Here at ConferenceCall.co.uk, we like to keep you updated with the latest cyber security tips and let you know if there are any scams you should be aware of. Although we’re a free conference call provider, we want our customers to stay safe online at all times.
We’ve just been made aware of a very sophisticated and pretty worrying bank scam that works in two stages to effectively do you out of money twice. Here’s all you need to know.
What’s the two-step bank scam?
Criminals are always looking at ways to relieve of us our money – some are pretty basic, others more sophisticated, but much of their success lies in the timing. If they hit you when you’re vulnerable or off-guard, they have a much better chance of success.
And that’s what’s so worrying about this scam.
It all begins with a legitimate attack on your account, where sums of money will be taken fraudulently. They might be able to do this by getting access to your bank card details and making payments with it that are low enough to avoid being flagged by retailers but high enough to make sure you notice.
The fraud is on your radar, you inform your bank and the money is returned. So far there’s no more harm done than the inconvenience of getting in touch with your bank.
Your bank might even get in touch with a follow-up call over the next few days and recommend you increase the security on your account or even set up a new one as your existing one has been compromised.
This actually seems like a sensible idea, if you can cope with changing your Direct Debits and other regular payments. This is actually something the bank can take care of on your behalf, as it the case when you switch from one bank to another.
And switching account is easier than ever, all you need to do is confirm your existing account number and sort code and they’ll automatically transfer the money into your new account. Simple and secure.
The trouble is, it’s not actually the bank that’s called you.

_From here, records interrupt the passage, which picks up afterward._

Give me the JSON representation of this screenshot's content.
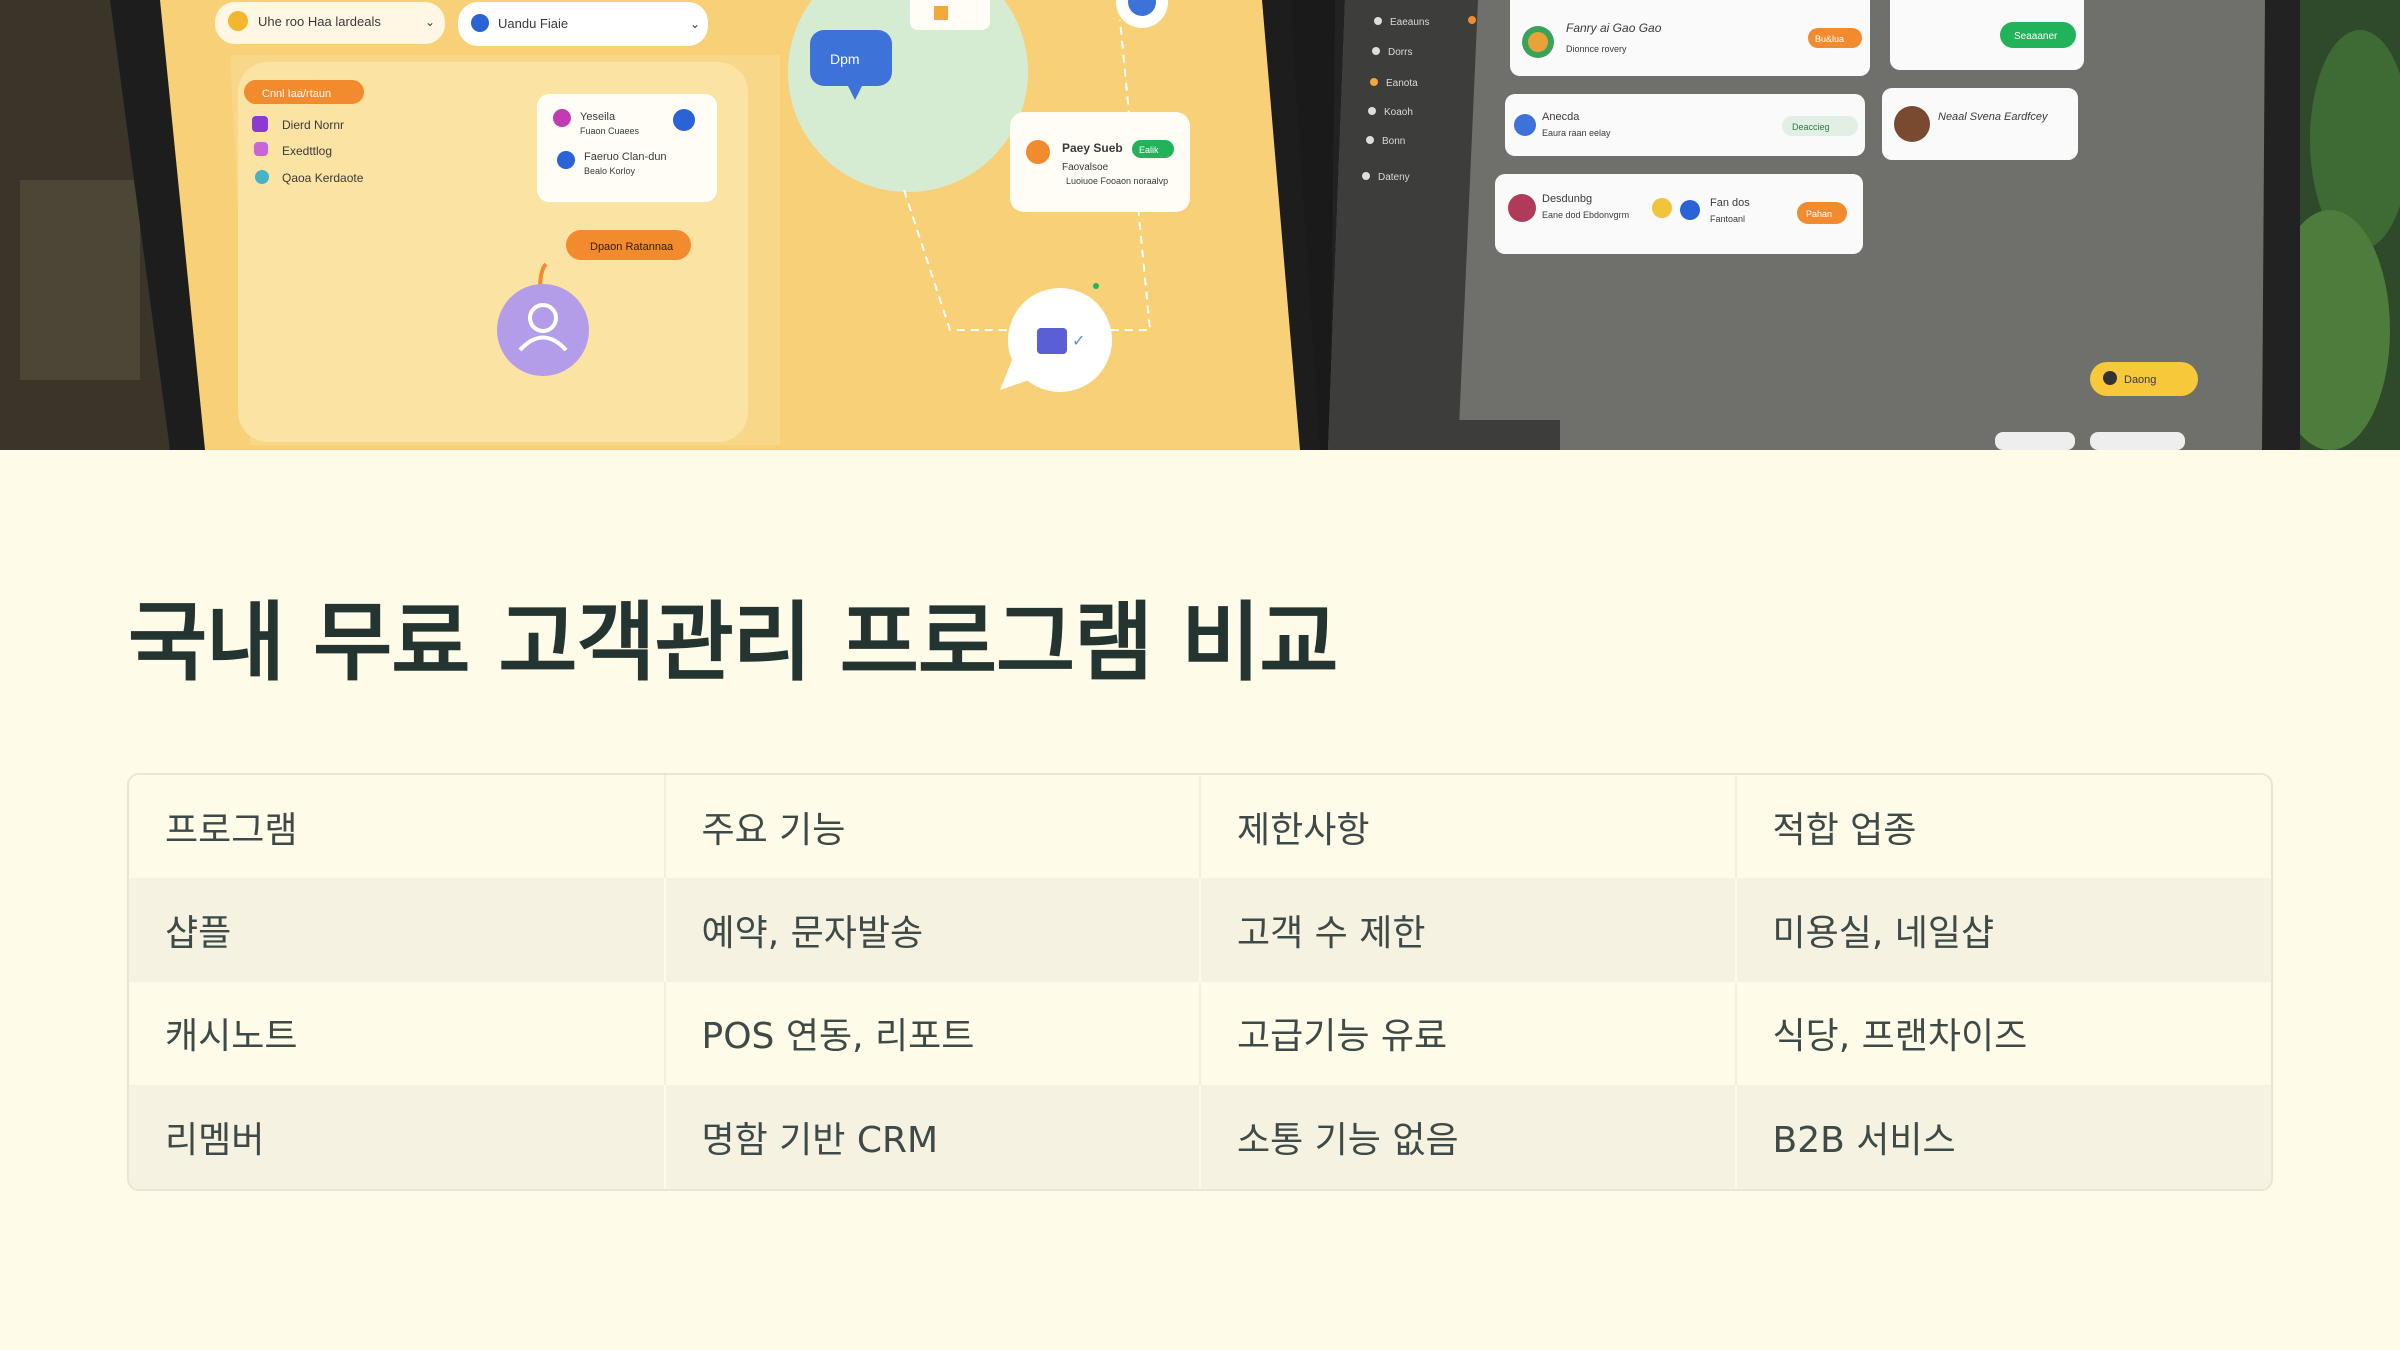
{
  "hero": {
    "illustration": "crm-dashboard-screens",
    "left_screen": {
      "dropdowns": [
        "Uhe roo Haa lardeals",
        "Uandu Fiaie"
      ],
      "menu_header": "Cnnl Iaa/rtaun",
      "menu_items": [
        "Dierd Nornr",
        "Exedttlog",
        "Qaoa Kerdaote"
      ],
      "card_title": "Yeseila",
      "card_sub": "Fuaon Cuaees",
      "card_title2": "Faeruo Clan-dun",
      "card_sub2": "Bealo Korloy",
      "chat_label": "Dpm",
      "status_pill": "Dpaon Ratannaa",
      "card3_title": "Paey Sueb",
      "card3_tag": "Ealik",
      "card3_sub": "Faovalsoe",
      "card3_sub2": "Luoiuoe Fooaon noraalvp"
    },
    "right_screen": {
      "sidebar_items": [
        "Eaeauns",
        "Dorrs",
        "Eanota",
        "Koaoh",
        "Bonn",
        "Dateny"
      ],
      "row1_title": "Fanry ai Gao Gao",
      "row1_sub": "Dionnce rovery",
      "row1_badge": "Bu&lua",
      "card2_btn": "Seaaaner",
      "row2_title": "Anecda",
      "row2_sub": "Eaura raan eelay",
      "row2_badge": "Deaccieg",
      "row3_title": "Neaal Svena Eardfcey",
      "row4_title": "Desdunbg",
      "row4_sub": "Eane dod Ebdonvgrm",
      "row4_mid": "Fan dos",
      "row4_mid_sub": "Fantoanl",
      "row4_badge": "Pahan",
      "pill": "Daong"
    }
  },
  "title": "국내 무료 고객관리 프로그램 비교",
  "table": {
    "headers": [
      "프로그램",
      "주요 기능",
      "제한사항",
      "적합 업종"
    ],
    "rows": [
      [
        "샵플",
        "예약, 문자발송",
        "고객 수 제한",
        "미용실, 네일샵"
      ],
      [
        "캐시노트",
        "POS 연동, 리포트",
        "고급기능 유료",
        "식당, 프랜차이즈"
      ],
      [
        "리멤버",
        "명함 기반 CRM",
        "소통 기능 없음",
        "B2B 서비스"
      ]
    ]
  },
  "colors": {
    "background": "#fefbe9",
    "title": "#233431",
    "row_alt": "#f5f2e1",
    "hero_yellow": "#f7cf67",
    "hero_gray": "#6f6f6c",
    "accent_orange": "#f28a2e",
    "accent_green": "#22b35a",
    "accent_purple": "#b49de8"
  }
}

It’s the same scammers who stole from your account initially.
If you complete the call, they’ll have all the information they need to completely clean out your account and, as you’ve willfully handed over the information, there could be very little you can do to get that money back.
Whatever you do, never give sensitive details to anyone over the phone, especially not cold-callers. If in doubt, hang up and call the bank yourself using the number on their website. And if you’re responding to an email, never give sensitive information out and make sure any correspondence has definitely come from where it says it has.
If you are scammed, you can report details of it to Action Fraud.
How to avoid phone scams